Hockey has been a big part of my life ever since I was a munchkin. I got my first pair of ice hockey skates shortly after I could walk and then spent the next 18 years of my life eating, sleeping, and breathing ice hockey. So naturally I’ve been conditioned to have a negative attitude toward people who play roller hockey. It’s even worse for people who rollerblade and aren’t even playing hockey. I had to swallow my pride my sophomore year of college when me and some of my buddies joined a local roller hockey league, I had to get a pair of blades. It took a while for me to warm up to it but it became a decent alternative because my school didn’t have club or intramural ice hockey, roller hockey was the next best thing. We spent two seasons beating up on the local adult league teams before I transferred schools and headed to Tufts. Since then my rollerblades have been in storage at my parents house.
I realized part-way through this month that my rollerblades still existed so I had my parents bring them down on their next trip to Boston so I could use them for a day of fitness. They managed to escape my 100 Item Challenge last November because they were already stowed away up in Maine. In the spirit of this month’s fitness experiment, I decided I would give rollerblading a try, just to see if it was a legitimate form of exercise. Every time I run or bike along the Charles River, I see people rollerblading. I die a little bit inside each time I see people use that heel-stopper to slow down, ugh, maybe you’d only understand if you were a hockey player, it drives me crazy. I had memorial day off from work and it was a beautiful day so I decided it would be a great idea to do some rollerblading.
Believe it or not I actually had a decent workout. I rollerbladed for 10 miles and really tried to push myself pretty hard on the straightaways.

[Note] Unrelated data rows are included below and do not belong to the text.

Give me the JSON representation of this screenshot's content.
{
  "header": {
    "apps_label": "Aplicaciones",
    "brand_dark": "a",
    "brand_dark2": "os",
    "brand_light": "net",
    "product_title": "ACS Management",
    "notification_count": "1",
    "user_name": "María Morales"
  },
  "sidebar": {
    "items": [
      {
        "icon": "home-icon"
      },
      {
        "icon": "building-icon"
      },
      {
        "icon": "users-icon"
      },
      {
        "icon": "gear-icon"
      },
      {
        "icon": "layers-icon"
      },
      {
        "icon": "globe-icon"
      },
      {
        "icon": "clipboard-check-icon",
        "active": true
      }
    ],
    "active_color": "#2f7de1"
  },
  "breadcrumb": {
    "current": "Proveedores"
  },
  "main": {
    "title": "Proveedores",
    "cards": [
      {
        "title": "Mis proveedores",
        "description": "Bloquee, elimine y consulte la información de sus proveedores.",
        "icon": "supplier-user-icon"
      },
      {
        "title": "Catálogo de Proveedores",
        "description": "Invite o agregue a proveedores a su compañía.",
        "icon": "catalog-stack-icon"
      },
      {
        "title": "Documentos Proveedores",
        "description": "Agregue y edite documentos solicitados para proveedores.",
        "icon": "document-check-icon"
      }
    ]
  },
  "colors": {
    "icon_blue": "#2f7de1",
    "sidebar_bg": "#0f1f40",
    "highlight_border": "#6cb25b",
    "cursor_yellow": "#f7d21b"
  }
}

I got my heart rate up, got my lungs going, and pumped my quads until they wouldn’t stop burning. I even passed several people riding their bicycles (wah wah wah, sad trombone for the bikers). I saw half a dozen other rollerbladers out cruising the Charles River bike path as well. I felt pretty weird now that I was one of them but the heart rate, tired legs, and sweat drenched clothing helped to redeem the value of this kind of workout for me. It was extremely low impact but still gave me a great workout. My min/max/average heart rate was 91/155/137.
I wouldn’t say that I’m going to put rollerblading immediately into my weekly workout routine. I still can’t get over the mentality that I’d rather be playing hockey instead. With that being said, I would definitely do some rollerblading if I were coming back from an injury. I typically bike when I’m sore, injured, or recovering because it’s low impact on my joints. However, when I had a hip flexor problem last year biking was out of the question because of the demands it places on those muscles. Rollerblading would have been a perfect workout to maintain my cardio and keep my quads in shape.